Although the end of slavery in the United States has been celebrated annually in various places since 1865, it’s only been declared an official federal holiday for one year! In 2021, Juneteenth became the first new federal holiday since 1983 when Martin Luther King Jr. Day was created.
Juneteenth (June 19th) commemorates the emancipation of enslaved African Americans in the United States. When President Abraham Lincoln issued the Emancipation Proclamation stating that “all persons held as slaves” in the rebelling Confederate states “are, and henceforward shall be free,” this didn’t mean all enslaved people were automatically freed. Despite the proclamation, slavery continued in Texas, the westernmost Confederate state.

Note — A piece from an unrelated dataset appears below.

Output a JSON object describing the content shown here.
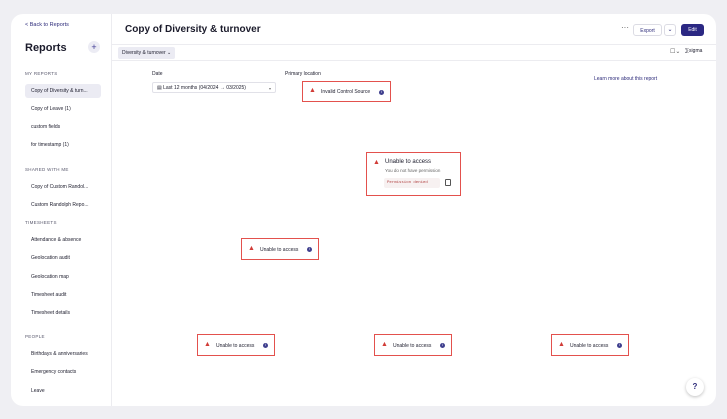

About two and a half years after Lincoln issued the proclamation, and just over two months after the war ended, federal troops entered Galveston, Texas, on June 19th, 1865, to ensure that all enslaved people – roughly 250,000 of them – were emancipated. They were the last people in the country to learn that they were free.

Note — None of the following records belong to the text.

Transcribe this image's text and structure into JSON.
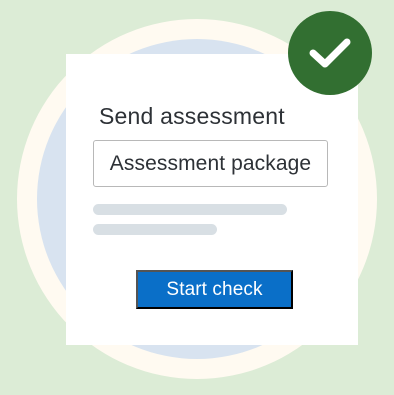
{
  "card": {
    "title": "Send assessment",
    "field_value": "Assessment package",
    "button_label": "Start check"
  },
  "colors": {
    "background": "#dcecd6",
    "circle_outer": "#fffaf1",
    "circle_inner": "#d8e3f0",
    "card": "#ffffff",
    "button": "#0a6fc8",
    "badge": "#326f31"
  },
  "icons": {
    "badge": "checkmark-icon"
  }
}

The celebration of Juneteenth encourages all Americans to acknowledge this part of history and observe the richness of African American culture and the resiliency of its people.
Early Juneteenth celebrations included church services, public readings of the Emancipation Proclamation, and social events like rodeos and dances. However, as the Civil Rights movement gained momentum in the ‘60s, Juneteenth celebrations faded. In recent years, Juneteenth has regained popularity and is often celebrated with food, community, and bringing awareness to ongoing issues.

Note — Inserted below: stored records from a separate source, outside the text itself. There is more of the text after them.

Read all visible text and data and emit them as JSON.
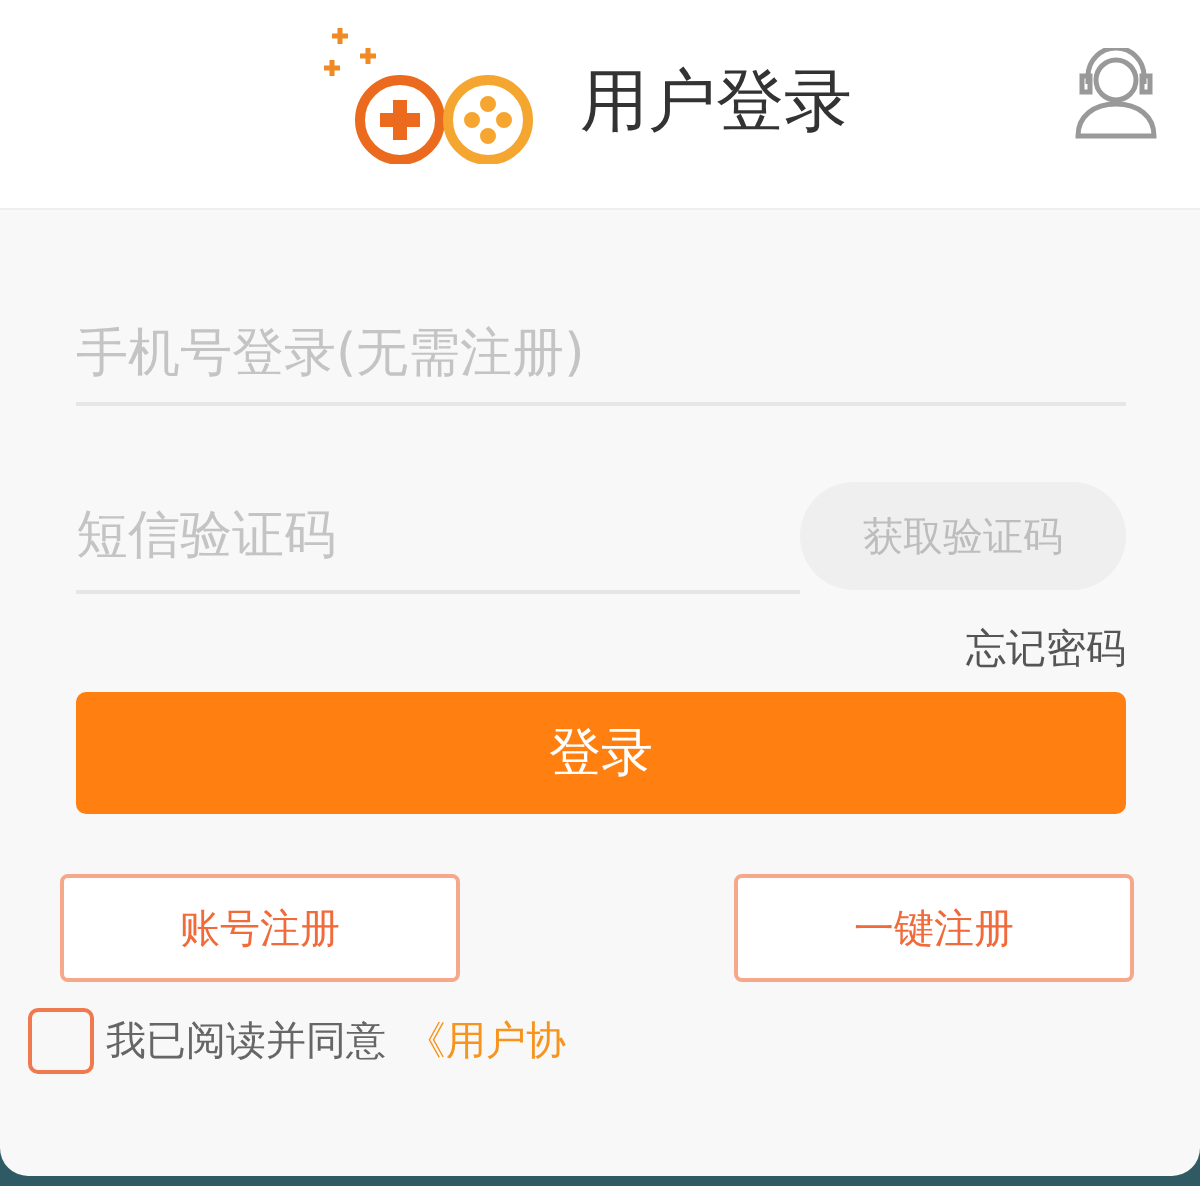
{
  "header": {
    "title": "用户登录"
  },
  "phone_field": {
    "placeholder": "手机号登录(无需注册)"
  },
  "code_field": {
    "placeholder": "短信验证码"
  },
  "get_code_button": {
    "label": "获取验证码",
    "disabled": true
  },
  "forgot_link": "忘记密码",
  "login_button": "登录",
  "register_buttons": [
    "账号注册",
    "一键注册"
  ],
  "agreement": {
    "checked": false,
    "text": "我已阅读并同意",
    "link": "《用户协"
  }
}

Organizers suggest spending the day with loved ones and finding a local Juneteenth event to attend. Jacksonville is hosting a concert at Daily’s Place on June 18th, featuring live performances from top-tier Gospel Artists, vendors, and a youth showcase. Find more information here.